The Trump administration on Wednesday released a pair of rules that will allow employers with religious or moral objections to contraception to offer health-benefit plans without the coverage.
The rules, released by the departments of Health and Human Services, Treasury and Labor, will be officially published on Nov. 15 and will take effect 60 days following the publication.
Under the federal Affordable Care Act, employer-provided health insurance plans are required to cover contraception services with no cost-sharing requirements.
Contraception services are considered preventive health care under the law.
One rule provides an exemption from the contraceptive-coverage mandate to entities that object on the basis of sincerely held religious beliefs.
The second rule provides protections to nonprofit organizations and small businesses that are morally opposed to providing the services but not for religious reasons.

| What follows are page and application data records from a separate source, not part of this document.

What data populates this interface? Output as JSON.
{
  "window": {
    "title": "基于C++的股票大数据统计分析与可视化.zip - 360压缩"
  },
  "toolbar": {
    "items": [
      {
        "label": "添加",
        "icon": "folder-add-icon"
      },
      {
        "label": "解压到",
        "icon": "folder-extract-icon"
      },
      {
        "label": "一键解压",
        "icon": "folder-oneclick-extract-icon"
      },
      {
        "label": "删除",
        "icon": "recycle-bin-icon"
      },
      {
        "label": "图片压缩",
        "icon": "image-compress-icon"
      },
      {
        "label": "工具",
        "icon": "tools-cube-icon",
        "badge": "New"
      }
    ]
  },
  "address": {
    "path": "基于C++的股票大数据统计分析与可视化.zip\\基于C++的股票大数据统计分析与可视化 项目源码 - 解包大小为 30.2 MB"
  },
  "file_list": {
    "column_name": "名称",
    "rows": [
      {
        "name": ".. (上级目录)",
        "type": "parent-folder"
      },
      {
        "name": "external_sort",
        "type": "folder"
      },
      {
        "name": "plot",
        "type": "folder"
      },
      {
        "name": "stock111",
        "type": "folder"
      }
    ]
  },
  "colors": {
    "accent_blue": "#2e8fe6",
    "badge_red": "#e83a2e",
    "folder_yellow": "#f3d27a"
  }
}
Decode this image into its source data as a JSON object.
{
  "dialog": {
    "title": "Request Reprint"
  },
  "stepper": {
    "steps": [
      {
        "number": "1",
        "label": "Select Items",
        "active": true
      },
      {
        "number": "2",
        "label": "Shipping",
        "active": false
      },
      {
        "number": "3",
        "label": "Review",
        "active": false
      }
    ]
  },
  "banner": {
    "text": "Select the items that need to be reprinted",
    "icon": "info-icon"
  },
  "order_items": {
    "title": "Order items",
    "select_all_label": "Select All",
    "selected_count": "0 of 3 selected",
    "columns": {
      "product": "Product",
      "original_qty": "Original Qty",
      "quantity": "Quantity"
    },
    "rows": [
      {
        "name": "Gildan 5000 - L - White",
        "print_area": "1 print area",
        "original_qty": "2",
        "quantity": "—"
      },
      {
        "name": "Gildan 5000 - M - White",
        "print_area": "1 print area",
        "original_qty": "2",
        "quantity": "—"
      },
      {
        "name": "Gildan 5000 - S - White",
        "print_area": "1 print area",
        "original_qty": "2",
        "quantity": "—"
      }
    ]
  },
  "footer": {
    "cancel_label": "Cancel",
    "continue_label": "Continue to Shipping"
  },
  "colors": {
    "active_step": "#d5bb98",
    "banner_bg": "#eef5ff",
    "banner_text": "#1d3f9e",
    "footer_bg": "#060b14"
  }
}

The final rules come after President Donald Trump issued an executive order in 2017 that directed his administration to “consider issuing amended regulations, consistent with applicable law, to address conscience-based objections to the preventive-care mandate” in the Affordable Care Act. To that end, two draft rules were published October 2017.